Level seven of Westfield Pitt Street Mall has been empty since the shopping mecca reopened in 2010. This year, the vast space has become Babylon, a sprawling 800-seat Levantine-inspired rooftop bar and restaurant inspired by the once thriving ancient city.
Designed by Hogg & Lamb architects alongside interior stylists Stewart + Highfield, Babylon is opulent, just as you’d image one of the Seven Wonders of the Ancient World to be.
The huge 1200sqm space features a live hanging garden terrace and outdoor bar, lots of greenery and multiple private and semi-private dining rooms. Marble plays a big role here too, with stone quarried from all around the world: there’s a luxurious nine-metre bar crafted from Emperador dark gold Spanish marble, table tops are made with Veria Green marble from Greece and glossy black Nero Marquina marble flooring from Northern Spain.
With bars occupying two-thirds of the entire floor space, drinks are the main event at Babylon and the drinks list can only be described as colossal—with 250 whiskies, 400 bottles of local Australian and international spirits and about 300 bottles of Old and New World wine care of sommelier Simon Howland (Nomad, Catalina).
Bar manager David Nutting (Restaurant Hubert, Eau de Vie) has created a couple of signatures that take inspiration from the flavours and spices of the Middle East and Eastern Mediterranean.
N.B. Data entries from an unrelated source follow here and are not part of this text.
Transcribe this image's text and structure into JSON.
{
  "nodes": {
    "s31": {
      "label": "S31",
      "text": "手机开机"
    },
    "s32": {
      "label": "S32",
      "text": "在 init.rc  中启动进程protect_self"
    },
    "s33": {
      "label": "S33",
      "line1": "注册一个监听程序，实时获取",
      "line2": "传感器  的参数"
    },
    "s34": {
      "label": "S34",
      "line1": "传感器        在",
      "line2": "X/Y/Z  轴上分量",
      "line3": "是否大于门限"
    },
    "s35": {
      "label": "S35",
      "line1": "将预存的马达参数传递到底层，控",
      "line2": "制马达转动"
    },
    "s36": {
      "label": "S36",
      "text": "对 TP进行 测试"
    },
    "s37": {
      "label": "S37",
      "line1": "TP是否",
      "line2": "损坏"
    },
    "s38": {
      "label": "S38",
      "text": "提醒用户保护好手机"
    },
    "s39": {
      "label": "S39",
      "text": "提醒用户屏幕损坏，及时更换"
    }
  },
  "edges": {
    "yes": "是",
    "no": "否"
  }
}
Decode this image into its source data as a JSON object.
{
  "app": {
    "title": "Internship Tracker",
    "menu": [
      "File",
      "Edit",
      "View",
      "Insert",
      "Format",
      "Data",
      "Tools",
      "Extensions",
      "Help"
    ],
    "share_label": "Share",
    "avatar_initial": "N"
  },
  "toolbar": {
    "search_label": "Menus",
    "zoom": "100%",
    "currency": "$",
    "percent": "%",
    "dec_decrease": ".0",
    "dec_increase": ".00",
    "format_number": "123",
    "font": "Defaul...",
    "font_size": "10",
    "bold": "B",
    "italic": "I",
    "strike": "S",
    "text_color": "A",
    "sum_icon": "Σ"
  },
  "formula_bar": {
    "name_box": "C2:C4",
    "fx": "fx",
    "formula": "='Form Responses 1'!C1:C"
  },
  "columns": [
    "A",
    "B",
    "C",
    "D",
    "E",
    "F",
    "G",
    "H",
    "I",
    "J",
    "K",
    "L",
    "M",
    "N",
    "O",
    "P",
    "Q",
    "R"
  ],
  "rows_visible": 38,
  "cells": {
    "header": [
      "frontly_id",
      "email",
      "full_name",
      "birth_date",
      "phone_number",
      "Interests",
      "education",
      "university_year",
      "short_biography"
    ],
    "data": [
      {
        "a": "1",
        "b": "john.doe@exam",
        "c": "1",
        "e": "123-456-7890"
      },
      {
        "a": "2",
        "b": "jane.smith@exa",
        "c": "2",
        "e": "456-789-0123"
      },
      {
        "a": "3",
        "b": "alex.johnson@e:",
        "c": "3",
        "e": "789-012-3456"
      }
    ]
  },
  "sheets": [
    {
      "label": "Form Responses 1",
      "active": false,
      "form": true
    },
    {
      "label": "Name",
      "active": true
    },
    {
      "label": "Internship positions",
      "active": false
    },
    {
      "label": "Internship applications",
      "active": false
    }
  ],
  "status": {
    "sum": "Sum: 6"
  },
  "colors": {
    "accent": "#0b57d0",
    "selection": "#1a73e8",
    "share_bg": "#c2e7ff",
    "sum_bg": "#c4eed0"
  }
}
Our top pick would have to be the “Smoke & Baklava”, with Del Maguey Vida Mezcal, baklava caramel, lime and egg white.
There are bottled cocktails too—a “Baharat Fashioned”, which is a Middle Eastern spin on the classic Old Fashioned, with fat-washed Baharat buttered Plantation original dark rum, banana liquer, house-made banana sherbet and chocolate bitters.
As for the food, it’s a far cry from being an afterthought. Head chef Arman Uz (Efendy) draws on influences from Israel, Lebanon, Cyprus, Turkey and Egypt to create an epic bar and restaurant menu. At the bar, expect tasty things like hummus with wattleseed dukkah, Port Lincoln sardine dolmas, duck, almond and coriander gozleme, and Turkish chillies with molasses.
The full restaurant menu is divided into flora, fauna and ocean, and everything from bread to baklava is made in house, cooked over wood and charcoal on a custom-built three-metre-long Mangal grill. Try the Chilbir, a recreation of a simple 15th-century sultan classic with dukkah crumbed duck egg, garlic yoghurt and burnt chilli butter. Hunkar Begendi translates to “the sultan likes it” and is 72-hour sous-vide Wagyu tri-tip served on a bed of roasted eggplant puree.
Image credit: Steven Woodburn.